EXTRACTED RECORDS below:

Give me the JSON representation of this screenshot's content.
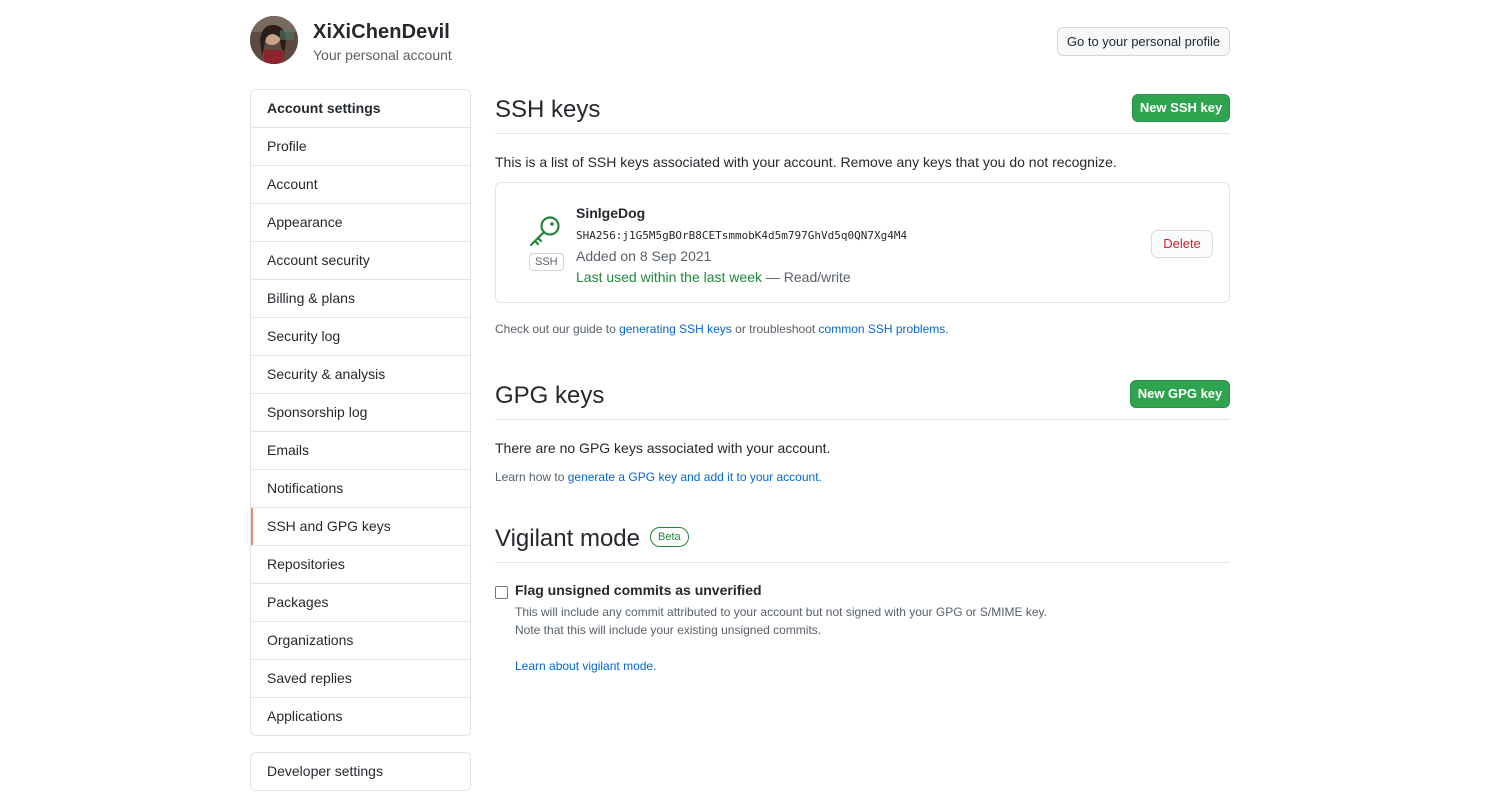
{
  "user": {
    "name": "XiXiChenDevil",
    "subtitle": "Your personal account",
    "profile_button": "Go to your personal profile"
  },
  "sidebar": {
    "heading": "Account settings",
    "items": [
      {
        "label": "Profile"
      },
      {
        "label": "Account"
      },
      {
        "label": "Appearance"
      },
      {
        "label": "Account security"
      },
      {
        "label": "Billing & plans"
      },
      {
        "label": "Security log"
      },
      {
        "label": "Security & analysis"
      },
      {
        "label": "Sponsorship log"
      },
      {
        "label": "Emails"
      },
      {
        "label": "Notifications"
      },
      {
        "label": "SSH and GPG keys",
        "selected": true
      },
      {
        "label": "Repositories"
      },
      {
        "label": "Packages"
      },
      {
        "label": "Organizations"
      },
      {
        "label": "Saved replies"
      },
      {
        "label": "Applications"
      }
    ],
    "developer": "Developer settings"
  },
  "ssh": {
    "title": "SSH keys",
    "new_button": "New SSH key",
    "description": "This is a list of SSH keys associated with your account. Remove any keys that you do not recognize.",
    "key": {
      "badge": "SSH",
      "name": "SinlgeDog",
      "fingerprint": "SHA256:j1G5M5gBOrB8CETsmmobK4d5m797GhVd5q0QN7Xg4M4",
      "added": "Added on 8 Sep 2021",
      "last_used": "Last used within the last week",
      "access": " — Read/write",
      "delete_button": "Delete"
    },
    "guide_prefix": "Check out our guide to ",
    "guide_link1": "generating SSH keys",
    "guide_mid": " or troubleshoot ",
    "guide_link2": "common SSH problems",
    "guide_suffix": "."
  },
  "gpg": {
    "title": "GPG keys",
    "new_button": "New GPG key",
    "empty": "There are no GPG keys associated with your account.",
    "learn_prefix": "Learn how to ",
    "learn_link": "generate a GPG key and add it to your account",
    "learn_suffix": "."
  },
  "vigilant": {
    "title": "Vigilant mode",
    "badge": "Beta",
    "checkbox_label": "Flag unsigned commits as unverified",
    "checked": false,
    "note1": "This will include any commit attributed to your account but not signed with your GPG or S/MIME key.",
    "note2": "Note that this will include your existing unsigned commits.",
    "learn_link": "Learn about vigilant mode",
    "learn_suffix": "."
  },
  "colors": {
    "green": "#2ea44f",
    "link": "#0366d6",
    "selected_accent": "#f9826c",
    "danger": "#cb2431"
  }
}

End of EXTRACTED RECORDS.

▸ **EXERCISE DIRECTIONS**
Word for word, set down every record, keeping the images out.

▸ **WRITTEN RESPONSE**
Give me the JSON representation of this screenshot's content.
{
  "user": {
    "name": "XiXiChenDevil",
    "subtitle": "Your personal account",
    "profile_button": "Go to your personal profile"
  },
  "sidebar": {
    "heading": "Account settings",
    "items": [
      {
        "label": "Profile"
      },
      {
        "label": "Account"
      },
      {
        "label": "Appearance"
      },
      {
        "label": "Account security"
      },
      {
        "label": "Billing & plans"
      },
      {
        "label": "Security log"
      },
      {
        "label": "Security & analysis"
      },
      {
        "label": "Sponsorship log"
      },
      {
        "label": "Emails"
      },
      {
        "label": "Notifications"
      },
      {
        "label": "SSH and GPG keys",
        "selected": true
      },
      {
        "label": "Repositories"
      },
      {
        "label": "Packages"
      },
      {
        "label": "Organizations"
      },
      {
        "label": "Saved replies"
      },
      {
        "label": "Applications"
      }
    ],
    "developer": "Developer settings"
  },
  "ssh": {
    "title": "SSH keys",
    "new_button": "New SSH key",
    "description": "This is a list of SSH keys associated with your account. Remove any keys that you do not recognize.",
    "key": {
      "badge": "SSH",
      "name": "SinlgeDog",
      "fingerprint": "SHA256:j1G5M5gBOrB8CETsmmobK4d5m797GhVd5q0QN7Xg4M4",
      "added": "Added on 8 Sep 2021",
      "last_used": "Last used within the last week",
      "access": " — Read/write",
      "delete_button": "Delete"
    },
    "guide_prefix": "Check out our guide to ",
    "guide_link1": "generating SSH keys",
    "guide_mid": " or troubleshoot ",
    "guide_link2": "common SSH problems",
    "guide_suffix": "."
  },
  "gpg": {
    "title": "GPG keys",
    "new_button": "New GPG key",
    "empty": "There are no GPG keys associated with your account.",
    "learn_prefix": "Learn how to ",
    "learn_link": "generate a GPG key and add it to your account",
    "learn_suffix": "."
  },
  "vigilant": {
    "title": "Vigilant mode",
    "badge": "Beta",
    "checkbox_label": "Flag unsigned commits as unverified",
    "checked": false,
    "note1": "This will include any commit attributed to your account but not signed with your GPG or S/MIME key.",
    "note2": "Note that this will include your existing unsigned commits.",
    "learn_link": "Learn about vigilant mode",
    "learn_suffix": "."
  },
  "colors": {
    "green": "#2ea44f",
    "link": "#0366d6",
    "selected_accent": "#f9826c",
    "danger": "#cb2431"
  }
}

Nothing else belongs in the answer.